Directions for this task
Where does the string "shortcut" appear? Copy every line of the entries below that holds it.

Website and app data records
####################

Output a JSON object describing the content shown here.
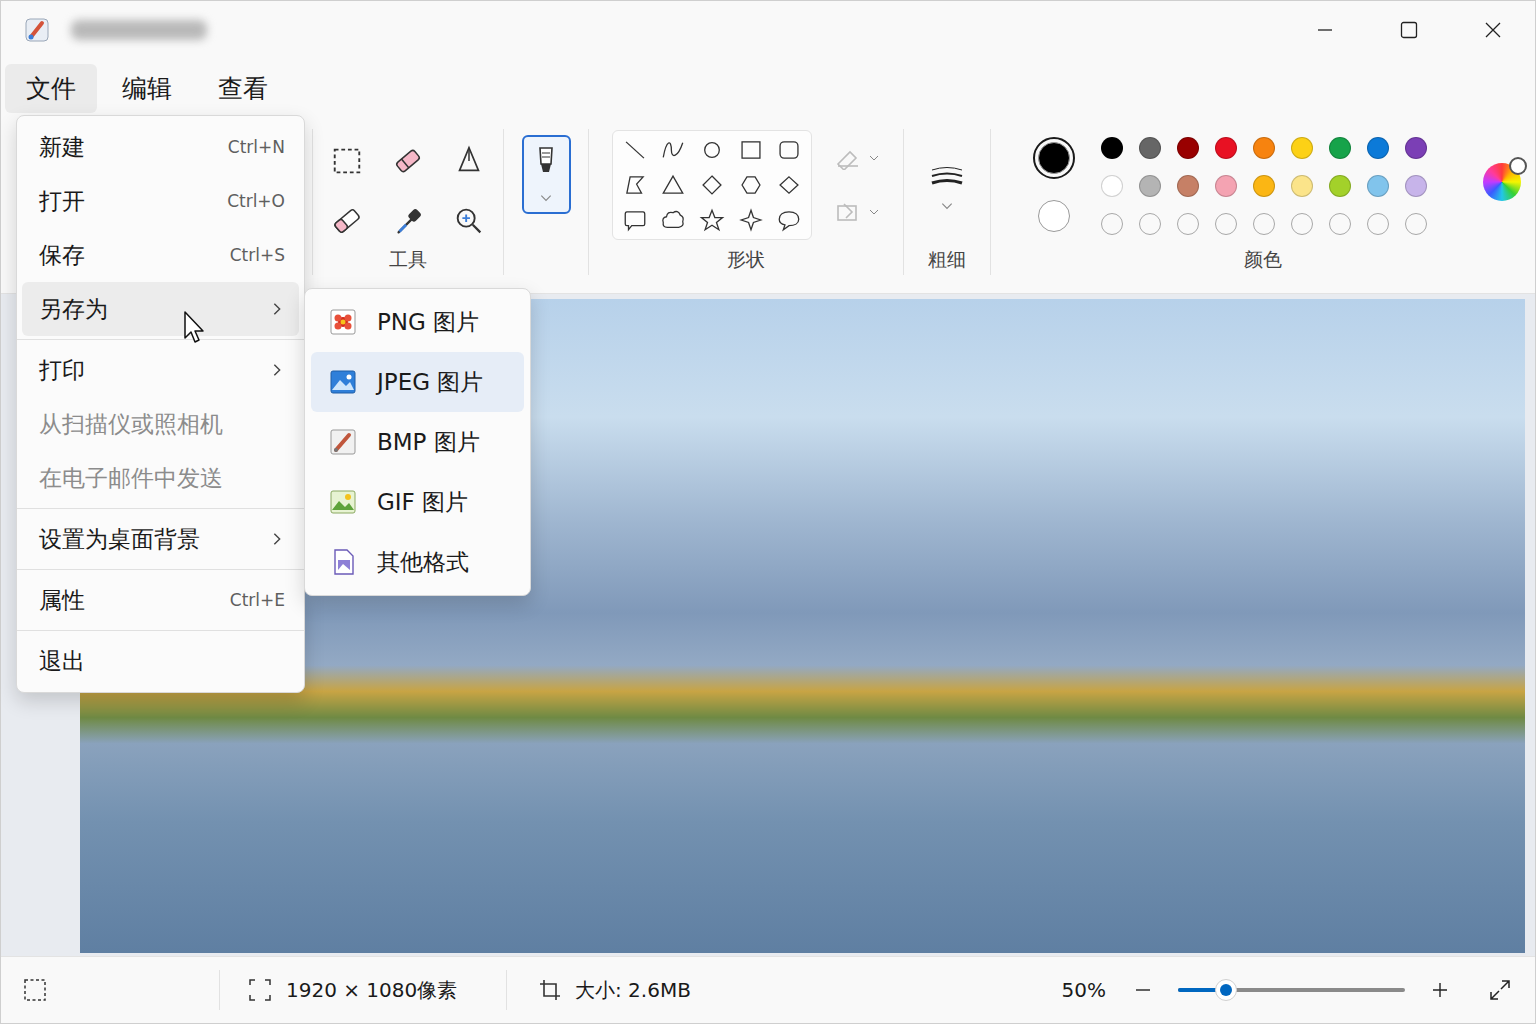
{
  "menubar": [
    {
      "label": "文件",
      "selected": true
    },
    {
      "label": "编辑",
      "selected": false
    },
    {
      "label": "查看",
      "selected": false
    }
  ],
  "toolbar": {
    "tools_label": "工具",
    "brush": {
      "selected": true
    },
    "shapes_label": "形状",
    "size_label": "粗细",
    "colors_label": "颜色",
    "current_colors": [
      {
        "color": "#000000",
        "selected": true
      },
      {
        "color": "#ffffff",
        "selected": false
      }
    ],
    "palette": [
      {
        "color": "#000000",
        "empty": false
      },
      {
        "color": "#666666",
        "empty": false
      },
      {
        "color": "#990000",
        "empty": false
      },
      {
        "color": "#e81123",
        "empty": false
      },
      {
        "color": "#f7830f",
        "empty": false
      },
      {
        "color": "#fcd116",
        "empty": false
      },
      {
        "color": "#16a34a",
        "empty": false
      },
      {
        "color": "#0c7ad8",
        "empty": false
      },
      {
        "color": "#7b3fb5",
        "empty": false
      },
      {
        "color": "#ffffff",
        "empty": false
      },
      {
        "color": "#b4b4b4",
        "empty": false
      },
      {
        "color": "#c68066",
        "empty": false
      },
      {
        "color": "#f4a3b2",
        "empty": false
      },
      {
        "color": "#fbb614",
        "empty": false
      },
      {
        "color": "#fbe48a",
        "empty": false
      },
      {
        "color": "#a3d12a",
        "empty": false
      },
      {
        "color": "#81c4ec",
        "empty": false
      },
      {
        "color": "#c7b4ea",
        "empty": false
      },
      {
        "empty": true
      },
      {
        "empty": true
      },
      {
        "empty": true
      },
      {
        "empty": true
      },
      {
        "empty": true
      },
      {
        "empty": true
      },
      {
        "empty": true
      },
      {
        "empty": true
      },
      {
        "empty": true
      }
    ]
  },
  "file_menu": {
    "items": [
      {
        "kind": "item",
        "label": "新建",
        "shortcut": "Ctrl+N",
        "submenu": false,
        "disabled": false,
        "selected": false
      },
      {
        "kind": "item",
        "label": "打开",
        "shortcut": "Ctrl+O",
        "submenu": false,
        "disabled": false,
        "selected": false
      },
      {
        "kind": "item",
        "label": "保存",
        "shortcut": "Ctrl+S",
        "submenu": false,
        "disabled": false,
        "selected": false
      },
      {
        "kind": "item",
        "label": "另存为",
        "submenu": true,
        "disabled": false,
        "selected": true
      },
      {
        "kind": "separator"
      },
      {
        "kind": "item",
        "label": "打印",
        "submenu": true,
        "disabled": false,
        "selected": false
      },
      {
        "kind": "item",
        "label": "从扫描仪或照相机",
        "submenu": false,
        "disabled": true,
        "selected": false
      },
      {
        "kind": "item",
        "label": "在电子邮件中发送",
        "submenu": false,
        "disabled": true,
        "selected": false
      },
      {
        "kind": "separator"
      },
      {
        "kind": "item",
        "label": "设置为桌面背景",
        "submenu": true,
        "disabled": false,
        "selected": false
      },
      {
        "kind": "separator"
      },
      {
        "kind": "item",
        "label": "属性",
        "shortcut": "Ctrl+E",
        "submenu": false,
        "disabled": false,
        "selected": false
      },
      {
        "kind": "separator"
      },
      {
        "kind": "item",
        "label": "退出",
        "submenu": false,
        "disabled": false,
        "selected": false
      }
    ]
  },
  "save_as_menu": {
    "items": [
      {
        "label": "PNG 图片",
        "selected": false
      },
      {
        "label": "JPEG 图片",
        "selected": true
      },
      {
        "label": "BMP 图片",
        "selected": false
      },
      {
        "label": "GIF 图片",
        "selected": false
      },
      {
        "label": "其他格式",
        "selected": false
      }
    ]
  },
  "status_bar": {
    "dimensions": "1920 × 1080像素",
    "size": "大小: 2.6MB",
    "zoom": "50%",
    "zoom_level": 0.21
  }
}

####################

Reply
        "shortcut": "Ctrl+N",
        "shortcut": "Ctrl+O",
        "shortcut": "Ctrl+S",
        "shortcut": "Ctrl+E",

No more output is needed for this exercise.